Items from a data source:
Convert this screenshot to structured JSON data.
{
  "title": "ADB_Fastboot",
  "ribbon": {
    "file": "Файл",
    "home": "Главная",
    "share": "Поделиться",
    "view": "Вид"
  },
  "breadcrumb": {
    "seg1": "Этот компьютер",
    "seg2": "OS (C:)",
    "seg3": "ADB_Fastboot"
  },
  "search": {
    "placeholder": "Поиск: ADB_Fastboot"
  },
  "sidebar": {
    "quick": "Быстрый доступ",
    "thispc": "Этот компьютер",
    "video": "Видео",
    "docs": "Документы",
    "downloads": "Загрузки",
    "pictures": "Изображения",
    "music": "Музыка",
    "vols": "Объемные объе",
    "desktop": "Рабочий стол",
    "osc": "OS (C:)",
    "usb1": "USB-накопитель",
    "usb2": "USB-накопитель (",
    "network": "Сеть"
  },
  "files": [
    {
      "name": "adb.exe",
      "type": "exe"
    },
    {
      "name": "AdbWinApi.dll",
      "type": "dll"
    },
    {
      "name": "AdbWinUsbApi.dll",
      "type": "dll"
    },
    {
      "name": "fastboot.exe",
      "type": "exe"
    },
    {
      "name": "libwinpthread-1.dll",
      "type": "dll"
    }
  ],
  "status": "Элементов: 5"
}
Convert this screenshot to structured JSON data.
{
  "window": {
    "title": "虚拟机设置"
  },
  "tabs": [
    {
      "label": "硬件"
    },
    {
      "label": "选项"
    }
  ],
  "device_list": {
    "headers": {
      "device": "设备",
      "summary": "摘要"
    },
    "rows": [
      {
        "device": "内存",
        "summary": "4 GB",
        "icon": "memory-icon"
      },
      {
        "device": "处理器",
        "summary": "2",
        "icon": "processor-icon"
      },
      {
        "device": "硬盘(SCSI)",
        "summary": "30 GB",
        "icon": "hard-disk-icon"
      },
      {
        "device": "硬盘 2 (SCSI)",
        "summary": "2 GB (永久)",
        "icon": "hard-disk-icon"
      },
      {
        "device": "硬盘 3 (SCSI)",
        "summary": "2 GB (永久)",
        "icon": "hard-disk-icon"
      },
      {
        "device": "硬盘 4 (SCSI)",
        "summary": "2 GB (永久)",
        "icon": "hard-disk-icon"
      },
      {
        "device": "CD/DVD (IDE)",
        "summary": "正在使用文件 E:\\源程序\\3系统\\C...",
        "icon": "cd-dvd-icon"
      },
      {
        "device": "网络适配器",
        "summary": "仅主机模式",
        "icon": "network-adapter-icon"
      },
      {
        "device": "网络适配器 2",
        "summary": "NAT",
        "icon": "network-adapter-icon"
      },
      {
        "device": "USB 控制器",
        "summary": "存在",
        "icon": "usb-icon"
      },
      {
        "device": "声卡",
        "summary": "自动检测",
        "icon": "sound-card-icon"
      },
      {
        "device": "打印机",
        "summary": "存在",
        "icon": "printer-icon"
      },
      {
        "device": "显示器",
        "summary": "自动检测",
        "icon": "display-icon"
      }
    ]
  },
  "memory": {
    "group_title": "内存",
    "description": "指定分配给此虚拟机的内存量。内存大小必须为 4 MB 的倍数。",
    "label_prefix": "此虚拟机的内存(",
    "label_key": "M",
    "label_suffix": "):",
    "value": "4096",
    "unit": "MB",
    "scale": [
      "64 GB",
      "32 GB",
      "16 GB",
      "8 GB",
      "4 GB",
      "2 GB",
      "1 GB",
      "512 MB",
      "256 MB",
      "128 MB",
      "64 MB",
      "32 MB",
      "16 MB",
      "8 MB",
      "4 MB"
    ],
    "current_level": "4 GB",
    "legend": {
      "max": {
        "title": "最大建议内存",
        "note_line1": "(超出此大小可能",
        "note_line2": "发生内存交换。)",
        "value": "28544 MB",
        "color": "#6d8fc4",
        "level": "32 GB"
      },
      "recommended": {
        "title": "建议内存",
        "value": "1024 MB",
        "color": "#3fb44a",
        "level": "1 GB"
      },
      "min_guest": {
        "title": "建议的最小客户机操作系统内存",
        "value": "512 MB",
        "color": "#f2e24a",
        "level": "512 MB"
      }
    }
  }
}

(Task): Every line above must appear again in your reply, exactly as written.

(Response):
Convert this screenshot to structured JSON data.
{
  "title": "ADB_Fastboot",
  "ribbon": {
    "file": "Файл",
    "home": "Главная",
    "share": "Поделиться",
    "view": "Вид"
  },
  "breadcrumb": {
    "seg1": "Этот компьютер",
    "seg2": "OS (C:)",
    "seg3": "ADB_Fastboot"
  },
  "search": {
    "placeholder": "Поиск: ADB_Fastboot"
  },
  "sidebar": {
    "quick": "Быстрый доступ",
    "thispc": "Этот компьютер",
    "video": "Видео",
    "docs": "Документы",
    "downloads": "Загрузки",
    "pictures": "Изображения",
    "music": "Музыка",
    "vols": "Объемные объе",
    "desktop": "Рабочий стол",
    "osc": "OS (C:)",
    "usb1": "USB-накопитель",
    "usb2": "USB-накопитель (",
    "network": "Сеть"
  },
  "files": [
    {
      "name": "adb.exe",
      "type": "exe"
    },
    {
      "name": "AdbWinApi.dll",
      "type": "dll"
    },
    {
      "name": "AdbWinUsbApi.dll",
      "type": "dll"
    },
    {
      "name": "fastboot.exe",
      "type": "exe"
    },
    {
      "name": "libwinpthread-1.dll",
      "type": "dll"
    }
  ],
  "status": "Элементов: 5"
}
Convert this screenshot to structured JSON data.
{
  "window": {
    "title": "虚拟机设置"
  },
  "tabs": [
    {
      "label": "硬件"
    },
    {
      "label": "选项"
    }
  ],
  "device_list": {
    "headers": {
      "device": "设备",
      "summary": "摘要"
    },
    "rows": [
      {
        "device": "内存",
        "summary": "4 GB",
        "icon": "memory-icon"
      },
      {
        "device": "处理器",
        "summary": "2",
        "icon": "processor-icon"
      },
      {
        "device": "硬盘(SCSI)",
        "summary": "30 GB",
        "icon": "hard-disk-icon"
      },
      {
        "device": "硬盘 2 (SCSI)",
        "summary": "2 GB (永久)",
        "icon": "hard-disk-icon"
      },
      {
        "device": "硬盘 3 (SCSI)",
        "summary": "2 GB (永久)",
        "icon": "hard-disk-icon"
      },
      {
        "device": "硬盘 4 (SCSI)",
        "summary": "2 GB (永久)",
        "icon": "hard-disk-icon"
      },
      {
        "device": "CD/DVD (IDE)",
        "summary": "正在使用文件 E:\\源程序\\3系统\\C...",
        "icon": "cd-dvd-icon"
      },
      {
        "device": "网络适配器",
        "summary": "仅主机模式",
        "icon": "network-adapter-icon"
      },
      {
        "device": "网络适配器 2",
        "summary": "NAT",
        "icon": "network-adapter-icon"
      },
      {
        "device": "USB 控制器",
        "summary": "存在",
        "icon": "usb-icon"
      },
      {
        "device": "声卡",
        "summary": "自动检测",
        "icon": "sound-card-icon"
      },
      {
        "device": "打印机",
        "summary": "存在",
        "icon": "printer-icon"
      },
      {
        "device": "显示器",
        "summary": "自动检测",
        "icon": "display-icon"
      }
    ]
  },
  "memory": {
    "group_title": "内存",
    "description": "指定分配给此虚拟机的内存量。内存大小必须为 4 MB 的倍数。",
    "label_prefix": "此虚拟机的内存(",
    "label_key": "M",
    "label_suffix": "):",
    "value": "4096",
    "unit": "MB",
    "scale": [
      "64 GB",
      "32 GB",
      "16 GB",
      "8 GB",
      "4 GB",
      "2 GB",
      "1 GB",
      "512 MB",
      "256 MB",
      "128 MB",
      "64 MB",
      "32 MB",
      "16 MB",
      "8 MB",
      "4 MB"
    ],
    "current_level": "4 GB",
    "legend": {
      "max": {
        "title": "最大建议内存",
        "note_line1": "(超出此大小可能",
        "note_line2": "发生内存交换。)",
        "value": "28544 MB",
        "color": "#6d8fc4",
        "level": "32 GB"
      },
      "recommended": {
        "title": "建议内存",
        "value": "1024 MB",
        "color": "#3fb44a",
        "level": "1 GB"
      },
      "min_guest": {
        "title": "建议的最小客户机操作系统内存",
        "value": "512 MB",
        "color": "#f2e24a",
        "level": "512 MB"
      }
    }
  }
}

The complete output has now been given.